Your response should contain each line of the data that includes "this".

[Interface dataset entries]
== Segment start ==

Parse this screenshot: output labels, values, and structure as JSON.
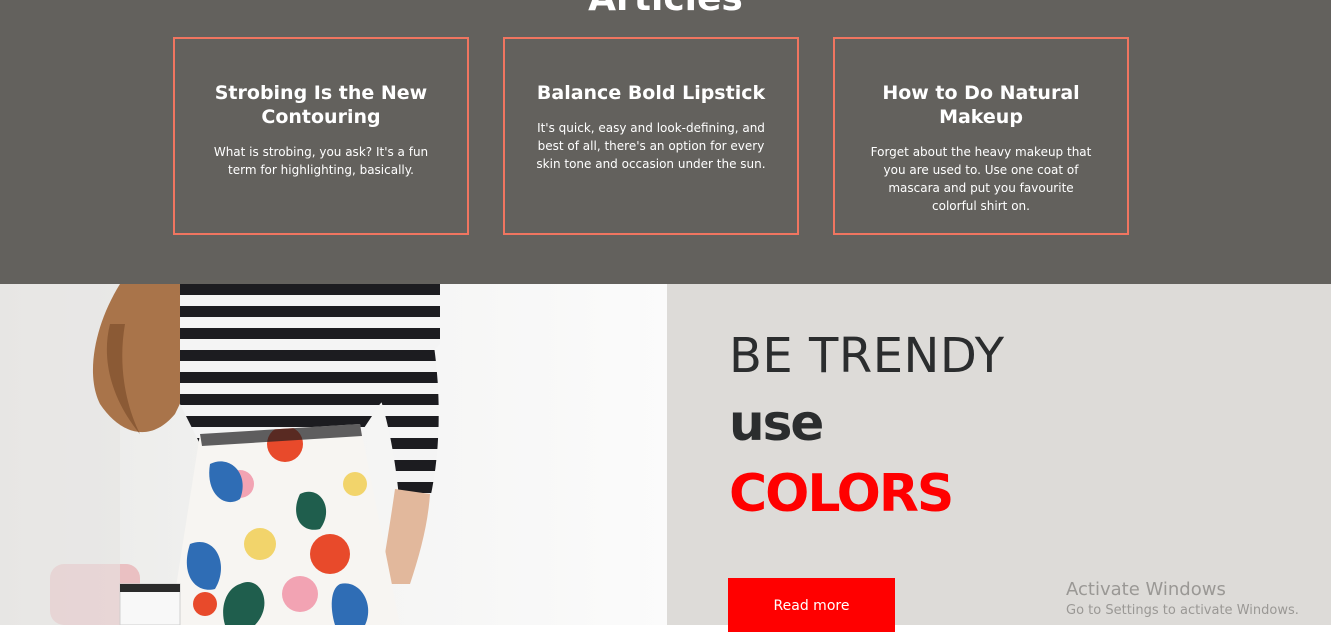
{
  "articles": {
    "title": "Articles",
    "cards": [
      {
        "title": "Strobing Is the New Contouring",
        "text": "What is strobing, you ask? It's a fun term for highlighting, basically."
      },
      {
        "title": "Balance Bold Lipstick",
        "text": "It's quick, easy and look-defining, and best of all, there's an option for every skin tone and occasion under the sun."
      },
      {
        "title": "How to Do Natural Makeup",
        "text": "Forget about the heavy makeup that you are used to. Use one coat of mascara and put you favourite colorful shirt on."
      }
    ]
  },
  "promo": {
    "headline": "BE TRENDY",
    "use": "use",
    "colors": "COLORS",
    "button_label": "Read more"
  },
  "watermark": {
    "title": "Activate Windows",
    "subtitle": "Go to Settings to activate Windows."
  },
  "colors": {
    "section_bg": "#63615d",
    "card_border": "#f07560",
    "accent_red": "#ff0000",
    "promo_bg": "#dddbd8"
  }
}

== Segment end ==
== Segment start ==

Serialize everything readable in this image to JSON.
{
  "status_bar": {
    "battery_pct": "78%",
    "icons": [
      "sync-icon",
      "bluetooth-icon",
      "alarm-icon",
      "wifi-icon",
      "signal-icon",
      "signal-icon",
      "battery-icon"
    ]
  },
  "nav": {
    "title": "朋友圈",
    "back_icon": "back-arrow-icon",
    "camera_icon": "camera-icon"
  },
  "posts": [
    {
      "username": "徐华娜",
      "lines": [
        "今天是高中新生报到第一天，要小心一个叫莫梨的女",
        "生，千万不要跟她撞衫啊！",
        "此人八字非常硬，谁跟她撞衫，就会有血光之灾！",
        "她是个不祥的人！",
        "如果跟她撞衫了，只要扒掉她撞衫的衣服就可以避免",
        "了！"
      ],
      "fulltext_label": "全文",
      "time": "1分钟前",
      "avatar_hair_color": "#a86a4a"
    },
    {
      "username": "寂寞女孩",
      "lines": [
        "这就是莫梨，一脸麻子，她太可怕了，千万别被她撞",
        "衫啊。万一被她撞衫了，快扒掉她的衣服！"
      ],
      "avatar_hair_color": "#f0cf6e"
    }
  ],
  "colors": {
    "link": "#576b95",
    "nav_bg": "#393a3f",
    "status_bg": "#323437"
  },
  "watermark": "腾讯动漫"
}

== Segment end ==

Reply:
Parse this screenshot: output labels, values, and structure as JSON.
Serialize everything readable in this image to JSON.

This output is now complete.